everyone, including family groups. Little or no
traffic, mostly flat and not very long.
The Mount Emily Recreation Area (MERA) offers over 3,600 acres of forest recreation, including some tasty trail riding – and it’s only a few miles from La Grande, so this is an easy adventure to access. The MERA trail system gives you the chance to combine multiple segments, for a custom-built ride with panoramic Eastern Oregon views.
This route variation uses four different trails, resulting in almost 10 miles of riding, much of it in the more remote north section of MERA that runs up against Wallowa-Whitman National Forest land. This collection of trails delivers 1,514 feet of elevation gain and loss, featuring three separate sections of climbing with their own distinct rewards.
Start your ride at the Owsley Canyon Trailhead, heading north from the parking area over a bicycle cattle guard next to a gate. This puts you onto Red Apple, also known as the 700 Trail, a favorite of walkers, runners, equestrians and cyclists – so remember to be a good trail-sharer here. Taking the option that goes east, you’ll skim down a bit before traversing a tranquil meadow that’s often filled with Camas and then rolling over a wooden bridge. You’re just getting warmed up here!
Next, follow the signs to MERA Loop. When you’ve gone just over a mile total from the trailhead, at the third intersection be sure to look for the sign that says “West MERA Loop” and heads uphill.
This is the first lung-expanding climb, but it only rises about 300 feet over 2-1/2 miles, and there’s a good chance you’ll be distracted from the work by the fact that you’re surrounded by rolling carpets of wildflowers. While some hard-cores consider it a sin to stop and smell the flowers, you get a pass here.

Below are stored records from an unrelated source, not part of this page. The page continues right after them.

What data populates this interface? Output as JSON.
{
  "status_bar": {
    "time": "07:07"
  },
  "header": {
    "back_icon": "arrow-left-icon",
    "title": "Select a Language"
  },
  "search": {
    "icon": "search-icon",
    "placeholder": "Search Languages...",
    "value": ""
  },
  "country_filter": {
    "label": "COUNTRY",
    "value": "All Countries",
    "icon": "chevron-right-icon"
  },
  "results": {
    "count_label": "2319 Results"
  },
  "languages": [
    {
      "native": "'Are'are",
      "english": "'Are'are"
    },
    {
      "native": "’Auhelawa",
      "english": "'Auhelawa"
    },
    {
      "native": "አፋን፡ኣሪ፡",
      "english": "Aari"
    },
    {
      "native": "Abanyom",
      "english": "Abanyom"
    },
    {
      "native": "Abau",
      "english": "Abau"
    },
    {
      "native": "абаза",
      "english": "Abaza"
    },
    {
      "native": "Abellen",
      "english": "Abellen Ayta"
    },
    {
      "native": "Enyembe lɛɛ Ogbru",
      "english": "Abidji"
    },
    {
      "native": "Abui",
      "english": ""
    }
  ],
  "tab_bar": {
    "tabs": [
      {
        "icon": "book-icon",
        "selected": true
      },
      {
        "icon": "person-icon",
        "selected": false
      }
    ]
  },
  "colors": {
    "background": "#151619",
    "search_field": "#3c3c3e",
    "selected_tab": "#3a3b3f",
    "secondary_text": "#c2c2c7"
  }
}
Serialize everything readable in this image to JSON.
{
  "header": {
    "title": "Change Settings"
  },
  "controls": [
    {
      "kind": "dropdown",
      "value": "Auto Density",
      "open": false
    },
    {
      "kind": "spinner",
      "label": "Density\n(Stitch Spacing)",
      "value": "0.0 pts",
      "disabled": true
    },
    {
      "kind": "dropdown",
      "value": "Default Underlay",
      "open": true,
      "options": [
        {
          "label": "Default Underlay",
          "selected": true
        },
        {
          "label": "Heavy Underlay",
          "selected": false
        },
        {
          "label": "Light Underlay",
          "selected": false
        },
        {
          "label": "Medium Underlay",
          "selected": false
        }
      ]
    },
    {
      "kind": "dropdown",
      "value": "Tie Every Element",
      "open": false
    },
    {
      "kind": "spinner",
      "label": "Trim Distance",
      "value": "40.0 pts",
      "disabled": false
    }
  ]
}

Along MERA Loop there are two roadbed crossings and one major intersection where Hotshot, Zig Zag and MERA Loop meet up in the same area. Stay on the smoother and more well-traveled MERA Loop to eventually make contact with the mythical Sasquatch (trail) in the far northern reaches of the park.
After completing the first climb, your payoff is a wandering trail that follows the contours of the terrain, rising and dropping in exhilarating bursts, hiding under the canopy of the coniferous forest. The respite ends when you see the 609 road and a sign plastered with various Sasquatch stickers – you’ve reached the beast, and it’s time for climb number two.
Sasquatch starts with a mile-long climb that elevates about 250 feet – and the reward is an immensely satisfying view. To the west, survey a hillside that often harbors elk and displays arrowleaf balsamroot and lupine. Scan the vista to also take in a ravine cradling Conley Creek, both the Elkhorn and Eagle Cap mountain ranges, and the scattering of communities on the Grande Ronde Valley floor.
After you’ve taken it all in and your breathing has returned to normal, begin a descent, dropping twice as much as you just climbed, as the trail uses the hillside’s natural topographic features to keep speed levels manageable and adventure levels high.
Sasquatch then feeds into Ricochet at a road crossing, delivering you to a well-groomed trail featuring bermed corners, more challenging rollers and smooth sections to take your riding pleasure to the next level of fun. Ricochet busts through the west side of MERA Loop to finally end on an old road bed that intersects the east side of MERA Loop. At this point your outward journey has been completed; now you’ll start heading back to the trailhead.
You’ll briefly travel south on the road, in the direction of La Grande; keep your eye out to the west to rejoin the trail and take on the third climb. Because it comes late in the ride, this one may seem the hardest, but the actual gain is fairly insignificant. You’ll probably cruise up it on adrenaline alone.
From here, MERA Loop heads past an old gravel pit and briefly visits two roads before tying back into the West MERA Loop. You’ll have several choices for how to finish off the ride; just follow signs to the trailhead. But a warning: When you get there you might just want to do it all again.